THE DATA:
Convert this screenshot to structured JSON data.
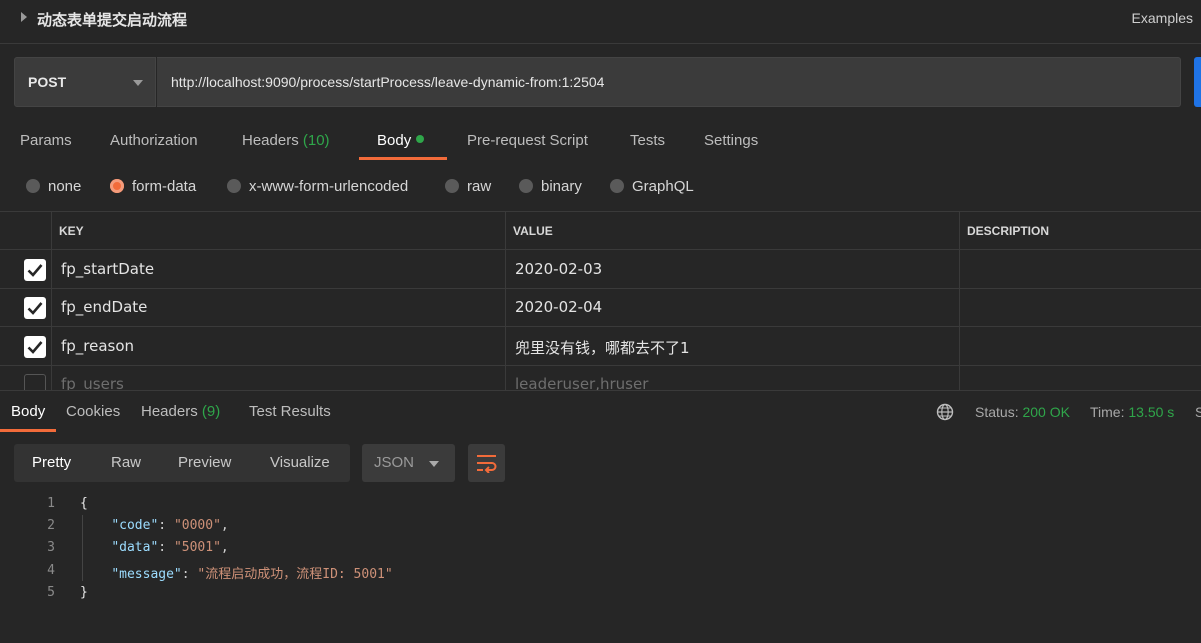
{
  "title": "动态表单提交启动流程",
  "examples": "Examples",
  "request": {
    "method": "POST",
    "url": "http://localhost:9090/process/startProcess/leave-dynamic-from:1:2504"
  },
  "request_tabs": {
    "params": "Params",
    "authorization": "Authorization",
    "headers": "Headers",
    "headers_count": "(10)",
    "body": "Body",
    "prerequest": "Pre-request Script",
    "tests": "Tests",
    "settings": "Settings"
  },
  "body_types": {
    "none": "none",
    "form_data": "form-data",
    "urlencoded": "x-www-form-urlencoded",
    "raw": "raw",
    "binary": "binary",
    "graphql": "GraphQL",
    "selected": "form-data"
  },
  "table": {
    "headers": {
      "key": "KEY",
      "value": "VALUE",
      "description": "DESCRIPTION"
    },
    "rows": [
      {
        "checked": true,
        "key": "fp_startDate",
        "value": "2020-02-03",
        "description": ""
      },
      {
        "checked": true,
        "key": "fp_endDate",
        "value": "2020-02-04",
        "description": ""
      },
      {
        "checked": true,
        "key": "fp_reason",
        "value": "兜里没有钱，哪都去不了1",
        "description": ""
      },
      {
        "checked": false,
        "key": "fp_users",
        "value": "leaderuser,hruser",
        "description": ""
      }
    ]
  },
  "response_tabs": {
    "body": "Body",
    "cookies": "Cookies",
    "headers": "Headers",
    "headers_count": "(9)",
    "test_results": "Test Results"
  },
  "status": {
    "status_label": "Status:",
    "status_value": "200 OK",
    "time_label": "Time:",
    "time_value": "13.50 s",
    "size_label": "S"
  },
  "view_modes": {
    "pretty": "Pretty",
    "raw": "Raw",
    "preview": "Preview",
    "visualize": "Visualize",
    "format": "JSON"
  },
  "response_code": {
    "line_numbers": [
      "1",
      "2",
      "3",
      "4",
      "5"
    ],
    "open_brace": "{",
    "close_brace": "}",
    "k_code": "\"code\"",
    "v_code": "\"0000\"",
    "k_data": "\"data\"",
    "v_data": "\"5001\"",
    "k_message": "\"message\"",
    "v_message": "\"流程启动成功，流程ID: 5001\""
  },
  "colors": {
    "accent": "#f26b3a",
    "success": "#2fa64a",
    "send": "#1f73e6"
  }
}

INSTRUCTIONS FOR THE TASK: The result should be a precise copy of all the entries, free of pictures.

YOUR RESPONSE:
Convert this screenshot to structured JSON data.
{
  "title": "动态表单提交启动流程",
  "examples": "Examples",
  "request": {
    "method": "POST",
    "url": "http://localhost:9090/process/startProcess/leave-dynamic-from:1:2504"
  },
  "request_tabs": {
    "params": "Params",
    "authorization": "Authorization",
    "headers": "Headers",
    "headers_count": "(10)",
    "body": "Body",
    "prerequest": "Pre-request Script",
    "tests": "Tests",
    "settings": "Settings"
  },
  "body_types": {
    "none": "none",
    "form_data": "form-data",
    "urlencoded": "x-www-form-urlencoded",
    "raw": "raw",
    "binary": "binary",
    "graphql": "GraphQL",
    "selected": "form-data"
  },
  "table": {
    "headers": {
      "key": "KEY",
      "value": "VALUE",
      "description": "DESCRIPTION"
    },
    "rows": [
      {
        "checked": true,
        "key": "fp_startDate",
        "value": "2020-02-03",
        "description": ""
      },
      {
        "checked": true,
        "key": "fp_endDate",
        "value": "2020-02-04",
        "description": ""
      },
      {
        "checked": true,
        "key": "fp_reason",
        "value": "兜里没有钱，哪都去不了1",
        "description": ""
      },
      {
        "checked": false,
        "key": "fp_users",
        "value": "leaderuser,hruser",
        "description": ""
      }
    ]
  },
  "response_tabs": {
    "body": "Body",
    "cookies": "Cookies",
    "headers": "Headers",
    "headers_count": "(9)",
    "test_results": "Test Results"
  },
  "status": {
    "status_label": "Status:",
    "status_value": "200 OK",
    "time_label": "Time:",
    "time_value": "13.50 s",
    "size_label": "S"
  },
  "view_modes": {
    "pretty": "Pretty",
    "raw": "Raw",
    "preview": "Preview",
    "visualize": "Visualize",
    "format": "JSON"
  },
  "response_code": {
    "line_numbers": [
      "1",
      "2",
      "3",
      "4",
      "5"
    ],
    "open_brace": "{",
    "close_brace": "}",
    "k_code": "\"code\"",
    "v_code": "\"0000\"",
    "k_data": "\"data\"",
    "v_data": "\"5001\"",
    "k_message": "\"message\"",
    "v_message": "\"流程启动成功，流程ID: 5001\""
  },
  "colors": {
    "accent": "#f26b3a",
    "success": "#2fa64a",
    "send": "#1f73e6"
  }
}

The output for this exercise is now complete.